*** Opening of DATA PROVIDED ***

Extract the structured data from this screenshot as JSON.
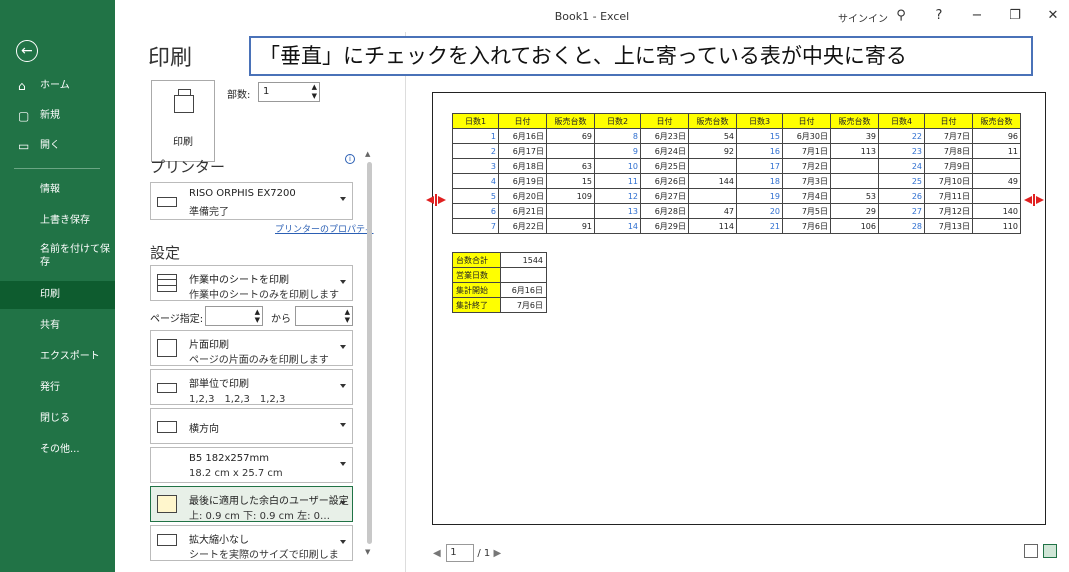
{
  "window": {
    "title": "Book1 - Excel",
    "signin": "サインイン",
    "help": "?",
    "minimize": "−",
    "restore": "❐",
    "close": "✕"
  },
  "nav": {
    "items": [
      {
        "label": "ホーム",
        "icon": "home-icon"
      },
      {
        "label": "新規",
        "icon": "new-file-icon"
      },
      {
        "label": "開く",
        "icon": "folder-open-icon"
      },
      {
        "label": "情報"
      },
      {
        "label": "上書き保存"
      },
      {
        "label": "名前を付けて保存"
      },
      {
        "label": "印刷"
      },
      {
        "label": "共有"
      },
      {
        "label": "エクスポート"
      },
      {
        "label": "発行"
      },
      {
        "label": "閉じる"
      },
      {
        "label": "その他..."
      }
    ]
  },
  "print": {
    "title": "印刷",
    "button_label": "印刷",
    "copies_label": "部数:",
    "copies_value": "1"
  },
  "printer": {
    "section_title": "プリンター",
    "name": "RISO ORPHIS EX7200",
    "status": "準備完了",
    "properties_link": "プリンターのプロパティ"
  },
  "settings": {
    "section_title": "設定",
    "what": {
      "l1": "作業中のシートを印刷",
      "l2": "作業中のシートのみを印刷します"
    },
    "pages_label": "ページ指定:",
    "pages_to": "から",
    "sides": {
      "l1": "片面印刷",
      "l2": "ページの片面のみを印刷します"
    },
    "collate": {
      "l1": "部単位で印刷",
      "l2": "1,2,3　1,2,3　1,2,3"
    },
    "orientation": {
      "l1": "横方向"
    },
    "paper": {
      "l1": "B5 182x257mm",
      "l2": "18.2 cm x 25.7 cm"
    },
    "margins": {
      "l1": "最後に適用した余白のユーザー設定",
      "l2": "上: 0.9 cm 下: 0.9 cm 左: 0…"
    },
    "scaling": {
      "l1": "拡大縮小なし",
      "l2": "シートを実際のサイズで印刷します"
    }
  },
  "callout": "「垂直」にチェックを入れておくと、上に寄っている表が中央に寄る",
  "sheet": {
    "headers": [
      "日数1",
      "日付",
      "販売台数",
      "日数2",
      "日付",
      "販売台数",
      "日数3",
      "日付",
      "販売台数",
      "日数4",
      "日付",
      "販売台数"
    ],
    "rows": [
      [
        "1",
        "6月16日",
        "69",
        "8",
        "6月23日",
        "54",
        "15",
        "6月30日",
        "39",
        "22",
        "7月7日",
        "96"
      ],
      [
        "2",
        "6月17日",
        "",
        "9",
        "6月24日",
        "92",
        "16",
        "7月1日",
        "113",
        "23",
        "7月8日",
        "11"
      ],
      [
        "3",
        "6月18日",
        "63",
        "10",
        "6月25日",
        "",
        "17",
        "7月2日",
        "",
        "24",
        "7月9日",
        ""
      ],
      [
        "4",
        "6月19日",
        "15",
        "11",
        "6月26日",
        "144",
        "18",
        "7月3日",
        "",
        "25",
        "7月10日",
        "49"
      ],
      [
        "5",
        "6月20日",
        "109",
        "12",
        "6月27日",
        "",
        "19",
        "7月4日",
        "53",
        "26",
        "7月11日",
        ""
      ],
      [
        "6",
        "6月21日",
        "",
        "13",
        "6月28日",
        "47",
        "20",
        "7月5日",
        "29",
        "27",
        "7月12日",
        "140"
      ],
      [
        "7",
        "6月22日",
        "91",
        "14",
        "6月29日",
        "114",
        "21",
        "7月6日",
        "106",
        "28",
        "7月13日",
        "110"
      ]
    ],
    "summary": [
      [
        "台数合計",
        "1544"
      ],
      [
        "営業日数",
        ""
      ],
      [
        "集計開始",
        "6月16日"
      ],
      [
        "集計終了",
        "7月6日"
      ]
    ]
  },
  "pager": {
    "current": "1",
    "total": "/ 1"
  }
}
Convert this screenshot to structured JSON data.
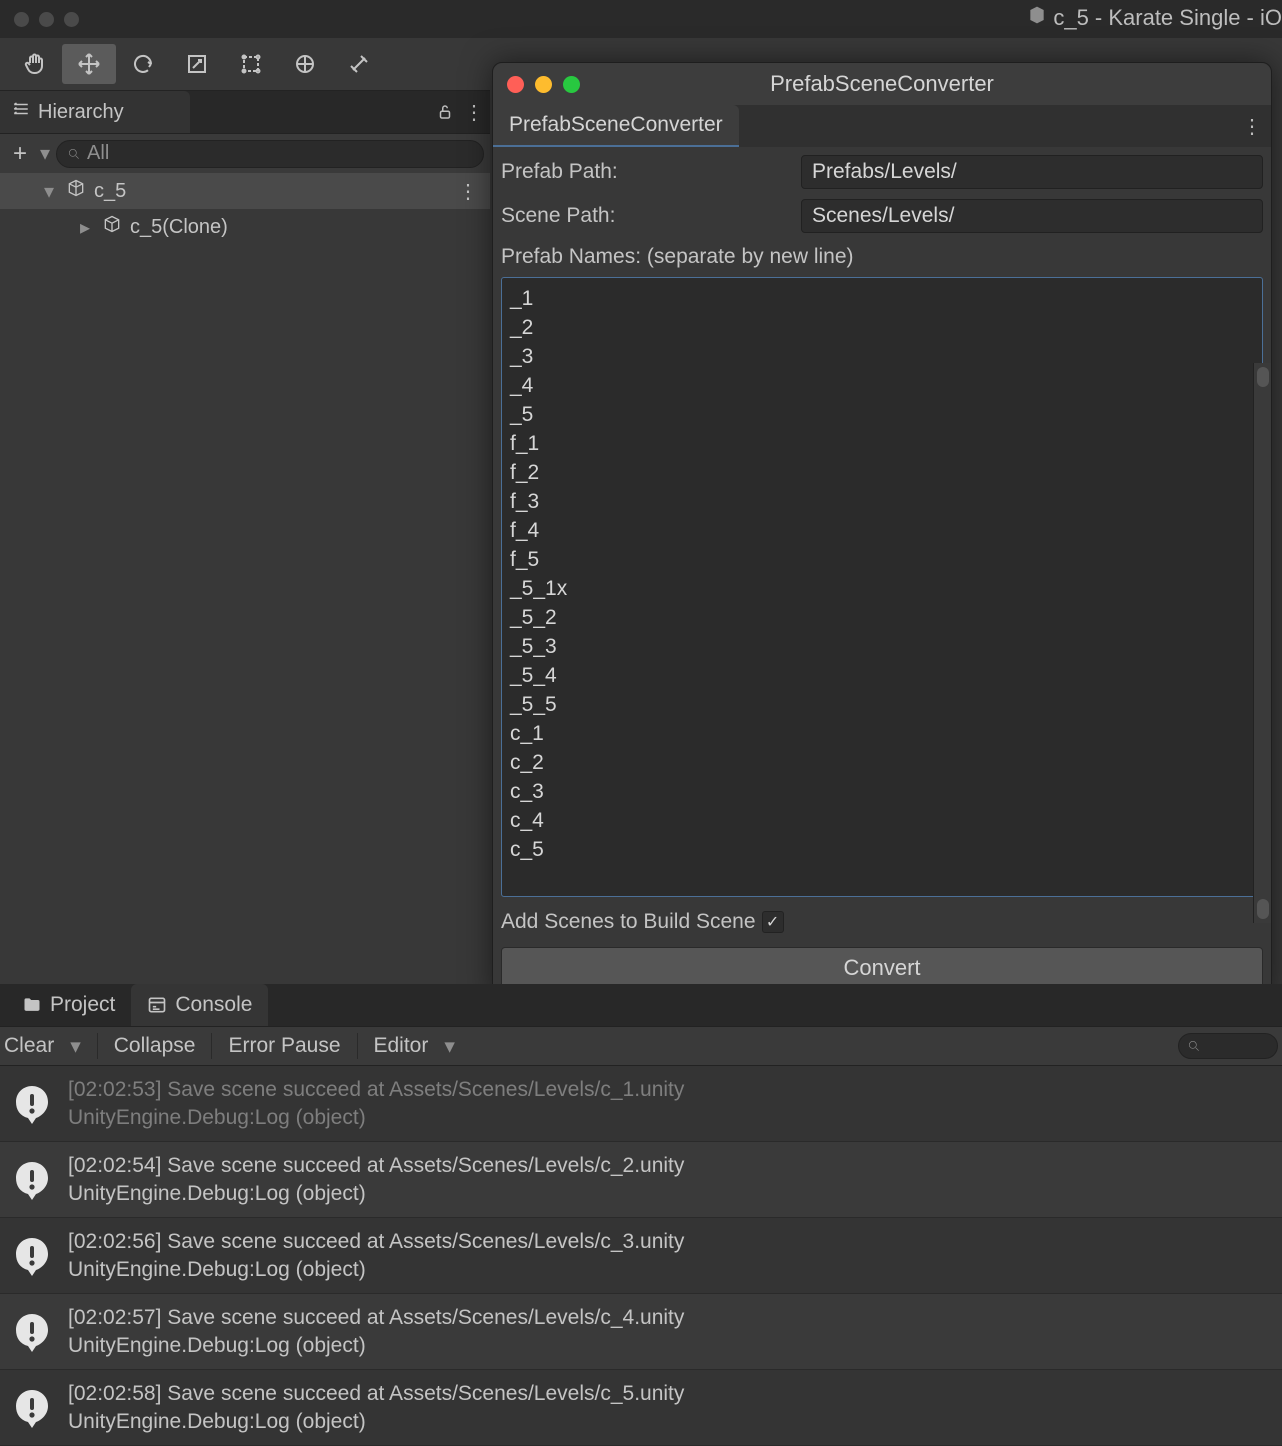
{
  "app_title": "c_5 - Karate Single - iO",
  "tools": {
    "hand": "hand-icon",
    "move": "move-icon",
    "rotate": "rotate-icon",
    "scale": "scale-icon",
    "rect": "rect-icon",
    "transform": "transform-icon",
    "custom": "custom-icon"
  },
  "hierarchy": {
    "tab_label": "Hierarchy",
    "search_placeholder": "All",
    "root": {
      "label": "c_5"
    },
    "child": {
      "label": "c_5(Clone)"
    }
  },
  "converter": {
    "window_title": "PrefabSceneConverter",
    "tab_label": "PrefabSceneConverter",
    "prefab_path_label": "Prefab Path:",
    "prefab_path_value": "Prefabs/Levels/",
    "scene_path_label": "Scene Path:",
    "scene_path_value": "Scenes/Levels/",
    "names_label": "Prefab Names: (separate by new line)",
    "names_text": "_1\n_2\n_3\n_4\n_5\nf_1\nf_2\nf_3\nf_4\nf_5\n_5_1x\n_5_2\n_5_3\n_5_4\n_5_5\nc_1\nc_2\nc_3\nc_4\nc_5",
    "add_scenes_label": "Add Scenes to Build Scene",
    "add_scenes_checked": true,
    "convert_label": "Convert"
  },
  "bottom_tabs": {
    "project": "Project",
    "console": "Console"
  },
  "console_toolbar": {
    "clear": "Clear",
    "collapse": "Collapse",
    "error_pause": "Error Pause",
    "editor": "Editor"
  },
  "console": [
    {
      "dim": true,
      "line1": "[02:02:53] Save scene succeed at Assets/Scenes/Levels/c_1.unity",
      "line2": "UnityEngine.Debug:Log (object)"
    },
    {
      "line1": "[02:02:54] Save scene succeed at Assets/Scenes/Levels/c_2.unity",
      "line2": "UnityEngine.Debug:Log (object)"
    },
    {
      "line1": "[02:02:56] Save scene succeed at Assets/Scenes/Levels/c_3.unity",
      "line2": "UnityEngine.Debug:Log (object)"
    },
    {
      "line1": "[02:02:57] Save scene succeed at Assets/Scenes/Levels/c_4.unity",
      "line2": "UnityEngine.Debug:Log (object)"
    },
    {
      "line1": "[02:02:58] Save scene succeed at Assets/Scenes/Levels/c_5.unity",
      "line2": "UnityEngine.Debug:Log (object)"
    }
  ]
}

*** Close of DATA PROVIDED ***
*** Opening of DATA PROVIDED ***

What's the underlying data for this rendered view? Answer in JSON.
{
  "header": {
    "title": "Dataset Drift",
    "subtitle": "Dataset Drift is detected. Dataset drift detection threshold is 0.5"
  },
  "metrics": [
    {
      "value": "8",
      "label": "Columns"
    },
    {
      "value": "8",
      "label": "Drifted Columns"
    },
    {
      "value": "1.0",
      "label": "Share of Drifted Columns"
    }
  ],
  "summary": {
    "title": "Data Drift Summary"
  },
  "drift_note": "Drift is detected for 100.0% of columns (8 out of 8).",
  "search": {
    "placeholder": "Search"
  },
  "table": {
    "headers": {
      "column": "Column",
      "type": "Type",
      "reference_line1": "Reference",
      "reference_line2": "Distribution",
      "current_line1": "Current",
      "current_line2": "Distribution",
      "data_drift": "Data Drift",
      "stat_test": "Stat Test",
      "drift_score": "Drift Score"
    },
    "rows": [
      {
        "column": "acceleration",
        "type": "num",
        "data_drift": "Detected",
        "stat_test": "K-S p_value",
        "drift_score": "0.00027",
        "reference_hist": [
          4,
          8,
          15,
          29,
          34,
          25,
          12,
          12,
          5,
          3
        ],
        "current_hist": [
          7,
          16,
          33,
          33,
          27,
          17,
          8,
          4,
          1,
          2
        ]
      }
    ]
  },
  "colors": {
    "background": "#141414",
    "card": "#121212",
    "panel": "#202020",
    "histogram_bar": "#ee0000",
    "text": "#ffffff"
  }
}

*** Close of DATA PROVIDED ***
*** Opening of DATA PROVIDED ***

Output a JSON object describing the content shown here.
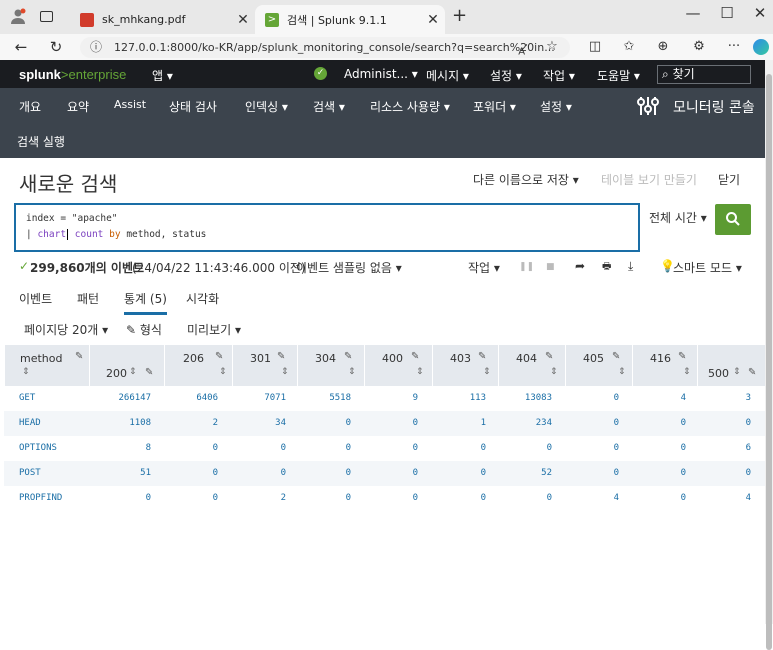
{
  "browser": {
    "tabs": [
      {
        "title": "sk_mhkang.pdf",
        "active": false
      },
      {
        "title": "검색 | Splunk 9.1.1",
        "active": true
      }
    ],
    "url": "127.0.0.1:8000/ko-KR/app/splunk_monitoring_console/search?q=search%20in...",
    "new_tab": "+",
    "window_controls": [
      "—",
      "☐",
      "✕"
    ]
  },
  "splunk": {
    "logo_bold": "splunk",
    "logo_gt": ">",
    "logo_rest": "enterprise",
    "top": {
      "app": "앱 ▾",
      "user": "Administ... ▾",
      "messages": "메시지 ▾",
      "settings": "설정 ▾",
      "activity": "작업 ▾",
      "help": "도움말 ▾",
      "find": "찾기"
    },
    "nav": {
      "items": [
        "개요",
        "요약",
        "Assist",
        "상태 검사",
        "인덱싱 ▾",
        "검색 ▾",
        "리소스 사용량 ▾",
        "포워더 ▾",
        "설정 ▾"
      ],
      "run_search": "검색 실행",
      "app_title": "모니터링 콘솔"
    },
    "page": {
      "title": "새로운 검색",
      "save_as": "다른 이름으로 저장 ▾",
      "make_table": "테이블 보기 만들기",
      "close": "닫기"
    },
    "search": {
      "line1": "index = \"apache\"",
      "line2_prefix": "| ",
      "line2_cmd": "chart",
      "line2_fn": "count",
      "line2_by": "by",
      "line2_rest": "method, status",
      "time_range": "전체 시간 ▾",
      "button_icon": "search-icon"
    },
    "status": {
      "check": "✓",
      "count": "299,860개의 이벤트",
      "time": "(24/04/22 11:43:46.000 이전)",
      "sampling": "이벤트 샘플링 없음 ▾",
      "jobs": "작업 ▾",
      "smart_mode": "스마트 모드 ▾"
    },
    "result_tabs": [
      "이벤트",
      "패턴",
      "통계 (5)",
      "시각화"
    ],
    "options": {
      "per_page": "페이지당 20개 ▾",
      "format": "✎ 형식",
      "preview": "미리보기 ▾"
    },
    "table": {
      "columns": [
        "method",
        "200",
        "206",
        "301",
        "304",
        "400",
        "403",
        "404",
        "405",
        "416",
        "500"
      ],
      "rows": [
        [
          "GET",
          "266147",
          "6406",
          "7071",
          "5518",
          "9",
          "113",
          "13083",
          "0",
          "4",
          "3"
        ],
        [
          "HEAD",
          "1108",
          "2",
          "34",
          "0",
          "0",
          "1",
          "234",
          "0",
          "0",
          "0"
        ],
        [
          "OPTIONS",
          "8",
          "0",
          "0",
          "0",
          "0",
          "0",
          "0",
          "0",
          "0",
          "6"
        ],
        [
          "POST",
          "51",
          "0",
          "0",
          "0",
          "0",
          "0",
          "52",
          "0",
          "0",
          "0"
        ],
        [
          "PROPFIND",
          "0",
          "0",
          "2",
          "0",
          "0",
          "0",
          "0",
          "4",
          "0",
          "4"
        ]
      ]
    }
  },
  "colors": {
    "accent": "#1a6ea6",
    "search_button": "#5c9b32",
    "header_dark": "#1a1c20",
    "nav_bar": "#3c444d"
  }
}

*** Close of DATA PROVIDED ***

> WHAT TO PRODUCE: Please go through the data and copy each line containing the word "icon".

> TASK ANSWER:
        "icon": "home-icon"
        "icon": "new-file-icon"
        "icon": "folder-open-icon"
    "hand": "hand-icon",
    "move": "move-icon",
    "rotate": "rotate-icon",
    "scale": "scale-icon",
    "rect": "rect-icon",
    "transform": "transform-icon",
    "custom": "custom-icon"
      "button_icon": "search-icon"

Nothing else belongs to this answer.